Here is a very simple paper from Nature. Sometimes simple equals great. Not this time, though. No wonder it took 1.5 year to have it published.
This is a study about Aryl Hydrocarbon receptor (AhR). As I have discussed in earlier posts, AhR senses environmental pollutants and toxins, like p-dioxin. More importantly, however, AhR senses natural, endogenously-generated molecules like amino acid tryptophan degradation products. Upon ligand engagement, AhR activates detoxifying enzymes.
Here (1), the authors tested the hypothesis the AhR can detect pathogen-associated molecules. Using in silico modeling they identify several pigmented virulence factors derived from P. aeruginosa (phenazine) and M. tuberculosis (phthiocol) that could bind AhR.
To verify this finding in vitro the authors used luciferase reporter assay with human macrophage cell line (THP-1) transfected with AhR responsive elements. Indeed, physiological concentration of phenazine or phthiocol could activate AhR.
To test this observation in vivo, the authors infected AhR-KO mice with P. aeruginosa. Compared to wild-type control, AhR-KO mice succumbed to infection more rapidly. This was associated with more tissue damage and less neutrophil infiltration.
Bone marrow chimera experiment indicated that both haematopoietic and non-haematopoietic cell expression of AhR were necessary for resistance to P. aeruginosa infection.
In addition, the authors showed that resistance to M. tuberculosis (both at low or high dose) was also influenced by absence of AhR signaling.
In summary, the authors postulate that AhR can sense infection-derived molecules and contributes to host defense.

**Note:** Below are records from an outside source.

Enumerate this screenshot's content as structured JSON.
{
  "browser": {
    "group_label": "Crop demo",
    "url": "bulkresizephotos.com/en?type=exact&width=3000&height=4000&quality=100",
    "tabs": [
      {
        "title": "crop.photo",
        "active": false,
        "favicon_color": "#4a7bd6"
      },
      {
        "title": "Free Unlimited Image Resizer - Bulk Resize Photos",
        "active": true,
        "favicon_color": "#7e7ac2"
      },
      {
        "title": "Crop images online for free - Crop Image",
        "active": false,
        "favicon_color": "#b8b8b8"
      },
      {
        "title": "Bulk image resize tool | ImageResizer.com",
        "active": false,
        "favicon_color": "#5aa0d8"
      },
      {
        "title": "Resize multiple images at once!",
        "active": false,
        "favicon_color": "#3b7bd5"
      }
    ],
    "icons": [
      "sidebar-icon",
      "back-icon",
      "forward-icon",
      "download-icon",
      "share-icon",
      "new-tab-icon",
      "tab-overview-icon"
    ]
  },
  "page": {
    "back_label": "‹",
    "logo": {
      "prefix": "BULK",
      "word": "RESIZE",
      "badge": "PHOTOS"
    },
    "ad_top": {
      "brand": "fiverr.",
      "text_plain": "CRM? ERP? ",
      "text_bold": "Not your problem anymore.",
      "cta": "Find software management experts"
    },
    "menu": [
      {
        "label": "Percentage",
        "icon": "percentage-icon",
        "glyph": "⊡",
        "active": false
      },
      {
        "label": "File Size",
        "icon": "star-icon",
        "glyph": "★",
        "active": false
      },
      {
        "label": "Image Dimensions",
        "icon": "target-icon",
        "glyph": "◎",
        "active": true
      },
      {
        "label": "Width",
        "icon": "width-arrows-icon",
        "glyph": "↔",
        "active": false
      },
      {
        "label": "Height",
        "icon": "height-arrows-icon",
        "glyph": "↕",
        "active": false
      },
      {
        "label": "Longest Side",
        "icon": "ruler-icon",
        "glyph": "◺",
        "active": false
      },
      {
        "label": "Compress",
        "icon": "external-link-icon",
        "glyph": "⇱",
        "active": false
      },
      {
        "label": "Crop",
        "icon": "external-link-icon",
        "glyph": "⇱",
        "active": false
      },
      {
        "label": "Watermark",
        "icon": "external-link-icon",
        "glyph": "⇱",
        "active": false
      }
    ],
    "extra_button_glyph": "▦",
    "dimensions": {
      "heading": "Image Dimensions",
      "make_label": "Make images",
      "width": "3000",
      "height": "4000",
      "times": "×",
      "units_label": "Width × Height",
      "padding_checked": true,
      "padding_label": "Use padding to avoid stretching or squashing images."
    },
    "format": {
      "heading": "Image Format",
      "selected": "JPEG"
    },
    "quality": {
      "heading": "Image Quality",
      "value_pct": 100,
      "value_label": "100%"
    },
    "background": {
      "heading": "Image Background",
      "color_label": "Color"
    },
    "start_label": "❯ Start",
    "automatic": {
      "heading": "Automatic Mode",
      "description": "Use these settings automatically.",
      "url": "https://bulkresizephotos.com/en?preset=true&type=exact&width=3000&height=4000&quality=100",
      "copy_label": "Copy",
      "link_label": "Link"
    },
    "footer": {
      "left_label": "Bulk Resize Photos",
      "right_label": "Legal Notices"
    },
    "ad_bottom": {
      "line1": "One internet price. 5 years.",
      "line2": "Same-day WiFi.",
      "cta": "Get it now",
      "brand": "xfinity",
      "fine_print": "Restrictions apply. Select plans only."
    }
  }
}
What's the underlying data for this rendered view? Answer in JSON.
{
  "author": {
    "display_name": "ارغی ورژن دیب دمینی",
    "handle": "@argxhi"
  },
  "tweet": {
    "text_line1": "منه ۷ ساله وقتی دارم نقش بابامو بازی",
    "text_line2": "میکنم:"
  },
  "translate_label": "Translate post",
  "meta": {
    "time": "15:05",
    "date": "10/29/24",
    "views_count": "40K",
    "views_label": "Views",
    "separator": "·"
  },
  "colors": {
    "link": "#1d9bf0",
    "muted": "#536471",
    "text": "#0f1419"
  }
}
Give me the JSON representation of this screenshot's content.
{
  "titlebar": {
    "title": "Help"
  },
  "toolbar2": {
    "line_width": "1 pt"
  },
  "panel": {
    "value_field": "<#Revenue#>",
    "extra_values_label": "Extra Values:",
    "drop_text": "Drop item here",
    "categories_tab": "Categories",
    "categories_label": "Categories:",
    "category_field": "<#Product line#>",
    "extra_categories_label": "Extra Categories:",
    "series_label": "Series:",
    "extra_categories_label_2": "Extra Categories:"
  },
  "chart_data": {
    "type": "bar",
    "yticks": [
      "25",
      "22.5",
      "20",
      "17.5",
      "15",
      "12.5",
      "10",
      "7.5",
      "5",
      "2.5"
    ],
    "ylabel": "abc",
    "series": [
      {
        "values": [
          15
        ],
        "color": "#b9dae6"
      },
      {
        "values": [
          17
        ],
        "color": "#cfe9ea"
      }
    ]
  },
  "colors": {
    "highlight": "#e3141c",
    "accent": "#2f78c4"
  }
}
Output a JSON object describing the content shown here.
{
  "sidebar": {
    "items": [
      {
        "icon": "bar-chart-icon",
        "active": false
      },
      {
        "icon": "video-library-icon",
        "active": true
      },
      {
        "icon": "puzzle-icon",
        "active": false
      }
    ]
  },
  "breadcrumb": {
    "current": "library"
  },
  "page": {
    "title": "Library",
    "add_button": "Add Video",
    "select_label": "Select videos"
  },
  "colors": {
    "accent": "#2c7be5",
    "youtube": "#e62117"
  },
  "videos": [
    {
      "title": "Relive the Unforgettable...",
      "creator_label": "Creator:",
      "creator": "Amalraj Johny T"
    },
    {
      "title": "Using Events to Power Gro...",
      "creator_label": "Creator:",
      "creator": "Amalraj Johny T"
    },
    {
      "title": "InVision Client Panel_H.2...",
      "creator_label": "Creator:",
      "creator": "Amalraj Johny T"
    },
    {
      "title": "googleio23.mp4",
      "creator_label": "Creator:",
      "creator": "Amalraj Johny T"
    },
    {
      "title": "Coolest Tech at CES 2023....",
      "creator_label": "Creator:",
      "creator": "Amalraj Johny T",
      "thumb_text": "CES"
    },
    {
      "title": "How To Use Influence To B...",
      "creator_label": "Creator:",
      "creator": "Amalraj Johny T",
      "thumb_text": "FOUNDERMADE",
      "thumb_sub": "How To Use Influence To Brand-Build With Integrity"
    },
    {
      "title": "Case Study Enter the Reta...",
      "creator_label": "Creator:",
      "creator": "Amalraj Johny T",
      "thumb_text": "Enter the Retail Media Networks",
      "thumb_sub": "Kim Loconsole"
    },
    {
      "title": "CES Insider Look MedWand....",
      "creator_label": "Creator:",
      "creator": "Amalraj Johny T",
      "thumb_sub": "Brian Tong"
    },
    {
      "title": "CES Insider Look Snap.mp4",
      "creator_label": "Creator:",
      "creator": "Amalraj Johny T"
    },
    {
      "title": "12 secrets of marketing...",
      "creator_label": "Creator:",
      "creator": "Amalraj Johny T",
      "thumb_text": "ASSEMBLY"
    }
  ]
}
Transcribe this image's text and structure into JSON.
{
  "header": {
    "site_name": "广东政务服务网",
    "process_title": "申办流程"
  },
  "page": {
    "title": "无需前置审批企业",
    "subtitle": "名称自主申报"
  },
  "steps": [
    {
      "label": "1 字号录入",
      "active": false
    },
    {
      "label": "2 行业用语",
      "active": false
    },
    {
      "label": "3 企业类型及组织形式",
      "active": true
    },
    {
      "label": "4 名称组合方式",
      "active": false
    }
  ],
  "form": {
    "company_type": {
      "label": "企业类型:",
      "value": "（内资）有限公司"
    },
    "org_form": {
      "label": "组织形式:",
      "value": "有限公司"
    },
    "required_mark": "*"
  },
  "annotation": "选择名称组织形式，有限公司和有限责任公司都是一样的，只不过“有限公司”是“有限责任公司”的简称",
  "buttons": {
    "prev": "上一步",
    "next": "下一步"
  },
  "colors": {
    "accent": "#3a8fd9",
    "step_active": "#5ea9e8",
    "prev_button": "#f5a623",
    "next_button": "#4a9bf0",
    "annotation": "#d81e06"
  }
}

While this model is very simple, there are few weaknesses in this paper. Since AhR function is quite broad, to show its relevance in infection-derived molecule detection, the authors should have used AhR-ligand deficient P. aeruginosa or M. tuberculosis, for example, mutant strain PA14 phz ½. However, the authors did not used it. In absence of such experiment, however, the authors conclusion regarding pattern-recognition receptor function of AhR is questionable.